● **THE PROBLEM**
Return, from the listing below, each line where the word "Auto" appears.
-------
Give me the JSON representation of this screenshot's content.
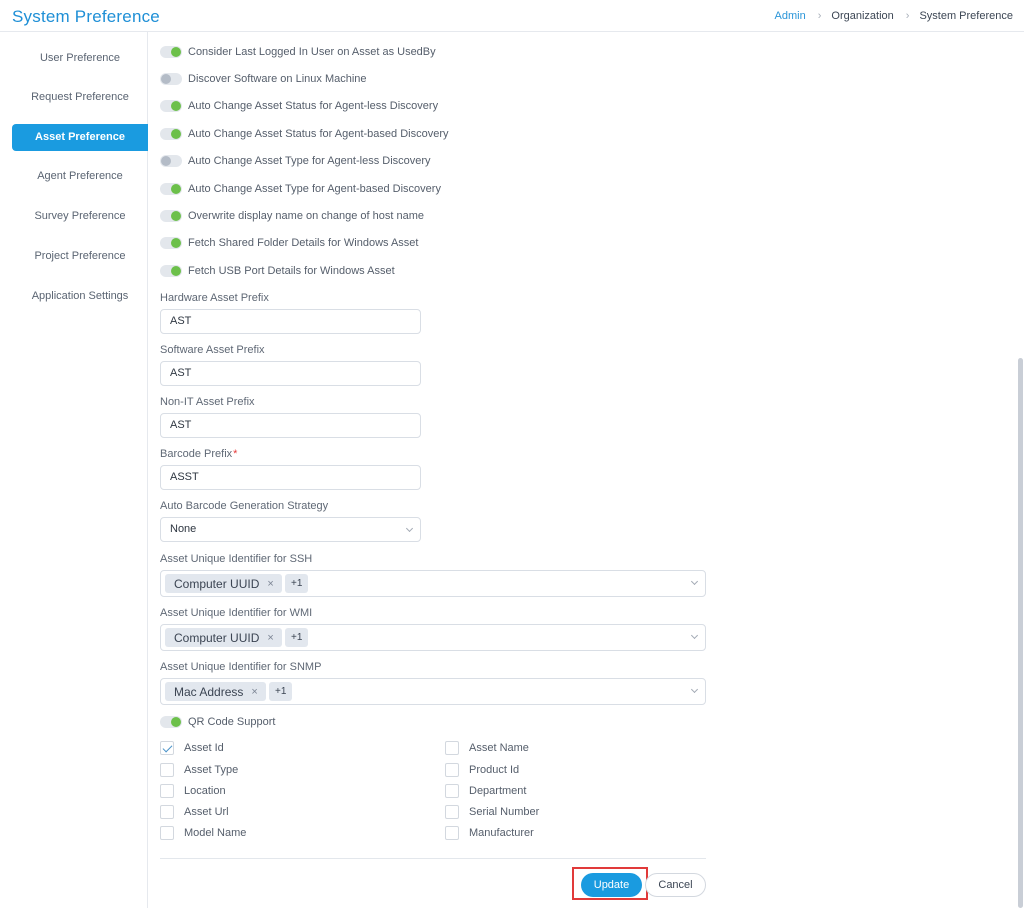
{
  "header": {
    "title": "System Preference",
    "breadcrumb": [
      "Admin",
      "Organization",
      "System Preference"
    ]
  },
  "sidebar": {
    "items": [
      {
        "label": "User Preference"
      },
      {
        "label": "Request Preference"
      },
      {
        "label": "Asset Preference",
        "active": true
      },
      {
        "label": "Agent Preference"
      },
      {
        "label": "Survey Preference"
      },
      {
        "label": "Project Preference"
      },
      {
        "label": "Application Settings"
      }
    ]
  },
  "toggles": [
    {
      "label": "Consider Last Logged In User on Asset as UsedBy",
      "on": true
    },
    {
      "label": "Discover Software on Linux Machine",
      "on": false
    },
    {
      "label": "Auto Change Asset Status for Agent-less Discovery",
      "on": true
    },
    {
      "label": "Auto Change Asset Status for Agent-based Discovery",
      "on": true
    },
    {
      "label": "Auto Change Asset Type for Agent-less Discovery",
      "on": false
    },
    {
      "label": "Auto Change Asset Type for Agent-based Discovery",
      "on": true
    },
    {
      "label": "Overwrite display name on change of host name",
      "on": true
    },
    {
      "label": "Fetch Shared Folder Details for Windows Asset",
      "on": true
    },
    {
      "label": "Fetch USB Port Details for Windows Asset",
      "on": true
    }
  ],
  "fields": {
    "hardware_prefix": {
      "label": "Hardware Asset Prefix",
      "value": "AST"
    },
    "software_prefix": {
      "label": "Software Asset Prefix",
      "value": "AST"
    },
    "nonit_prefix": {
      "label": "Non-IT Asset Prefix",
      "value": "AST"
    },
    "barcode_prefix": {
      "label": "Barcode Prefix",
      "required_mark": "*",
      "value": "ASST"
    },
    "barcode_strategy": {
      "label": "Auto Barcode Generation Strategy",
      "value": "None"
    }
  },
  "identifiers": {
    "ssh": {
      "label": "Asset Unique Identifier for SSH",
      "tag": "Computer UUID",
      "more": "+1"
    },
    "wmi": {
      "label": "Asset Unique Identifier for WMI",
      "tag": "Computer UUID",
      "more": "+1"
    },
    "snmp": {
      "label": "Asset Unique Identifier for SNMP",
      "tag": "Mac Address",
      "more": "+1"
    }
  },
  "tag_remove_glyph": "×",
  "qr": {
    "label": "QR Code Support",
    "on": true
  },
  "qr_fields": {
    "left": [
      {
        "label": "Asset Id",
        "checked": true
      },
      {
        "label": "Asset Type",
        "checked": false
      },
      {
        "label": "Location",
        "checked": false
      },
      {
        "label": "Asset Url",
        "checked": false
      },
      {
        "label": "Model Name",
        "checked": false
      }
    ],
    "right": [
      {
        "label": "Asset Name",
        "checked": false
      },
      {
        "label": "Product Id",
        "checked": false
      },
      {
        "label": "Department",
        "checked": false
      },
      {
        "label": "Serial Number",
        "checked": false
      },
      {
        "label": "Manufacturer",
        "checked": false
      }
    ]
  },
  "actions": {
    "update": "Update",
    "cancel": "Cancel"
  }
}
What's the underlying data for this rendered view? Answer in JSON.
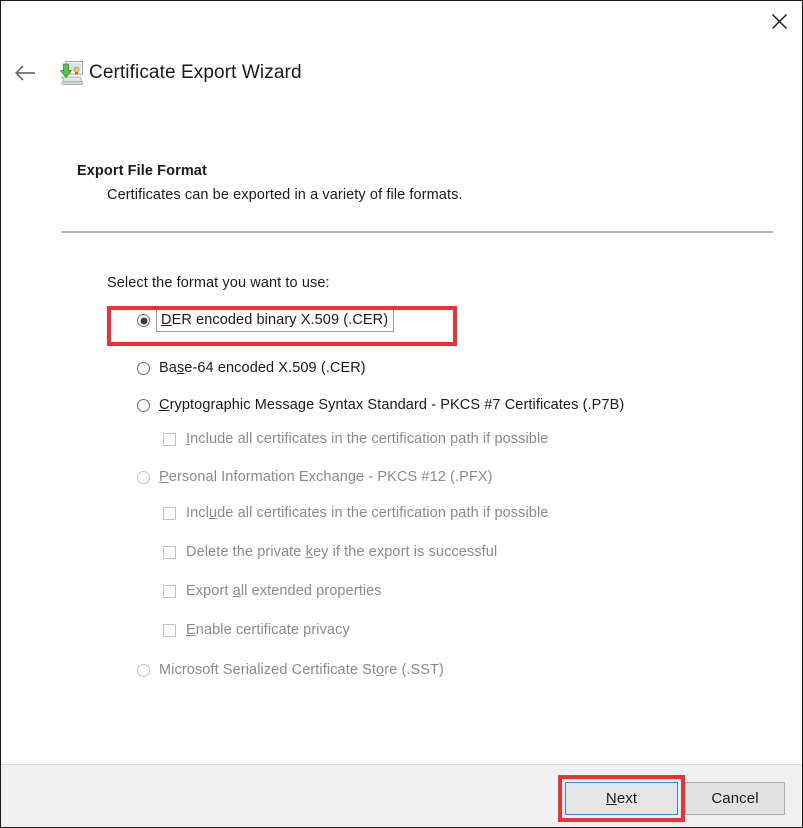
{
  "window": {
    "title": "Certificate Export Wizard",
    "close_label": "×",
    "back_label": "←",
    "icon": "certificate-export-icon"
  },
  "section": {
    "title": "Export File Format",
    "subtitle": "Certificates can be exported in a variety of file formats."
  },
  "body": {
    "intro": "Select the format you want to use:",
    "options": [
      {
        "id": "der",
        "type": "radio",
        "label": "DER encoded binary X.509 (.CER)",
        "accel_before": "",
        "accel": "D",
        "accel_after": "ER encoded binary X.509 (.CER)",
        "checked": true,
        "disabled": false,
        "focused": true,
        "indent": 0,
        "highlighted": true
      },
      {
        "id": "base64",
        "type": "radio",
        "label": "Base-64 encoded X.509 (.CER)",
        "accel_before": "Ba",
        "accel": "s",
        "accel_after": "e-64 encoded X.509 (.CER)",
        "checked": false,
        "disabled": false,
        "focused": false,
        "indent": 0,
        "highlighted": false
      },
      {
        "id": "pkcs7",
        "type": "radio",
        "label": "Cryptographic Message Syntax Standard - PKCS #7 Certificates (.P7B)",
        "accel_before": "",
        "accel": "C",
        "accel_after": "ryptographic Message Syntax Standard - PKCS #7 Certificates (.P7B)",
        "checked": false,
        "disabled": false,
        "focused": false,
        "indent": 0,
        "highlighted": false
      },
      {
        "id": "pkcs7-include-path",
        "type": "checkbox",
        "label": "Include all certificates in the certification path if possible",
        "accel_before": "",
        "accel": "I",
        "accel_after": "nclude all certificates in the certification path if possible",
        "checked": false,
        "disabled": true,
        "focused": false,
        "indent": 1,
        "highlighted": false
      },
      {
        "id": "pfx",
        "type": "radio",
        "label": "Personal Information Exchange - PKCS #12 (.PFX)",
        "accel_before": "",
        "accel": "P",
        "accel_after": "ersonal Information Exchange - PKCS #12 (.PFX)",
        "checked": false,
        "disabled": true,
        "focused": false,
        "indent": 0,
        "highlighted": false
      },
      {
        "id": "pfx-include-path",
        "type": "checkbox",
        "label": "Include all certificates in the certification path if possible",
        "accel_before": "Incl",
        "accel": "u",
        "accel_after": "de all certificates in the certification path if possible",
        "checked": false,
        "disabled": true,
        "focused": false,
        "indent": 1,
        "highlighted": false
      },
      {
        "id": "delete-private-key",
        "type": "checkbox",
        "label": "Delete the private key if the export is successful",
        "accel_before": "Delete the private ",
        "accel": "k",
        "accel_after": "ey if the export is successful",
        "checked": false,
        "disabled": true,
        "focused": false,
        "indent": 1,
        "highlighted": false
      },
      {
        "id": "export-extended-properties",
        "type": "checkbox",
        "label": "Export all extended properties",
        "accel_before": "Export ",
        "accel": "a",
        "accel_after": "ll extended properties",
        "checked": false,
        "disabled": true,
        "focused": false,
        "indent": 1,
        "highlighted": false
      },
      {
        "id": "enable-certificate-privacy",
        "type": "checkbox",
        "label": "Enable certificate privacy",
        "accel_before": "",
        "accel": "E",
        "accel_after": "nable certificate privacy",
        "checked": false,
        "disabled": true,
        "focused": false,
        "indent": 1,
        "highlighted": false
      },
      {
        "id": "sst",
        "type": "radio",
        "label": "Microsoft Serialized Certificate Store (.SST)",
        "accel_before": "Microsoft Serialized Certificate St",
        "accel": "o",
        "accel_after": "re (.SST)",
        "checked": false,
        "disabled": true,
        "focused": false,
        "indent": 0,
        "highlighted": false
      }
    ]
  },
  "footer": {
    "next": {
      "before": "",
      "accel": "N",
      "after": "ext",
      "label": "Next"
    },
    "cancel": {
      "before": "Cancel",
      "accel": "",
      "after": "",
      "label": "Cancel"
    }
  },
  "colors": {
    "annotation_red": "#ec3237",
    "default_button_border": "#2e8ad8",
    "text": "#1a1a1a",
    "disabled_text": "#8a8a8a",
    "footer_bg": "#f0f0f0"
  }
}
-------
● **ANSWER SECTION**
      "label": "Auto Change Asset Status for Agent-less Discovery",
      "label": "Auto Change Asset Status for Agent-based Discovery",
      "label": "Auto Change Asset Type for Agent-less Discovery",
      "label": "Auto Change Asset Type for Agent-based Discovery",
      "label": "Auto Barcode Generation Strategy",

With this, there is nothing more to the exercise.